» The task
For the listing below, report all lines that hold the word "active".

» Excerpted data
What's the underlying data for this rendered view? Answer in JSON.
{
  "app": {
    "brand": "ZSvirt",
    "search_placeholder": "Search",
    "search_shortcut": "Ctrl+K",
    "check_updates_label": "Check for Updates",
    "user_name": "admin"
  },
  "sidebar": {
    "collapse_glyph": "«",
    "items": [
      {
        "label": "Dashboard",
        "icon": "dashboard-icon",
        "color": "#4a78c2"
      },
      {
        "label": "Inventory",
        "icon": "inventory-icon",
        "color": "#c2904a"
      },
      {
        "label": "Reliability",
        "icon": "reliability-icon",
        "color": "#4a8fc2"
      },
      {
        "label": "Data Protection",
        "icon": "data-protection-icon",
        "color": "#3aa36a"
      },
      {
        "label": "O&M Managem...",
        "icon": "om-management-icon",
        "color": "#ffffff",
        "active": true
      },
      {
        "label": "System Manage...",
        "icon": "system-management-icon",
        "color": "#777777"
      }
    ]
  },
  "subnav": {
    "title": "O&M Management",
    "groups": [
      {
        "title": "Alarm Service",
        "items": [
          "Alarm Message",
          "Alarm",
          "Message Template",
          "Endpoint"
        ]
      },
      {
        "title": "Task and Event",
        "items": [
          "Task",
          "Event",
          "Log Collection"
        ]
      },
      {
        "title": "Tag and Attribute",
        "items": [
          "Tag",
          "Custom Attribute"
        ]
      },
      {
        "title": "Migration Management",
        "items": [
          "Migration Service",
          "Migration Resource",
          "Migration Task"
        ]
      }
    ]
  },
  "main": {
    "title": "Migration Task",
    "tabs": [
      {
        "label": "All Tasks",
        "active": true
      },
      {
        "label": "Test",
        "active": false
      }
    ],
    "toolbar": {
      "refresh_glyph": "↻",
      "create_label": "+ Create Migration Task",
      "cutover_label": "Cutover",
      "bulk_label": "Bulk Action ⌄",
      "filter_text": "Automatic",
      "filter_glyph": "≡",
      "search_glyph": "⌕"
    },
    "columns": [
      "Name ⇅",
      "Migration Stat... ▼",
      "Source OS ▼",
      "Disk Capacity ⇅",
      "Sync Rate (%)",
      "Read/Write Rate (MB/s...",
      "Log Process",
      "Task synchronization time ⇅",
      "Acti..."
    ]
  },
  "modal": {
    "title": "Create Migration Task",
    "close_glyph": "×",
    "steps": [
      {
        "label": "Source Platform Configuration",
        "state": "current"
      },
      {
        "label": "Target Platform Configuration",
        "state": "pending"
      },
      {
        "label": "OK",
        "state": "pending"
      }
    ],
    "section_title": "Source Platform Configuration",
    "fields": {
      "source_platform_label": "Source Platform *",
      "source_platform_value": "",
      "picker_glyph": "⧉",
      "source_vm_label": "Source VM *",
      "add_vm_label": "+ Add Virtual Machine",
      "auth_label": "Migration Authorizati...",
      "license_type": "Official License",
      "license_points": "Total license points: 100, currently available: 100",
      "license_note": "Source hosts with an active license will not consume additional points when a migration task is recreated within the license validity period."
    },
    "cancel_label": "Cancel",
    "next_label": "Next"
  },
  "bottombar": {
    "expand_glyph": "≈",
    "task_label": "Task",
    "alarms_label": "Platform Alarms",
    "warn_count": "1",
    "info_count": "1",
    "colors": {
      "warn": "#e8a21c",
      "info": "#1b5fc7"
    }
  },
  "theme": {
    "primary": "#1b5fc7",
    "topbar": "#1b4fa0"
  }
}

» Answer section
        "active": true
        "active": true
        "active": false
      "license_note": "Source hosts with an active license will not consume additional points when a migration task is recreated within the license validity period."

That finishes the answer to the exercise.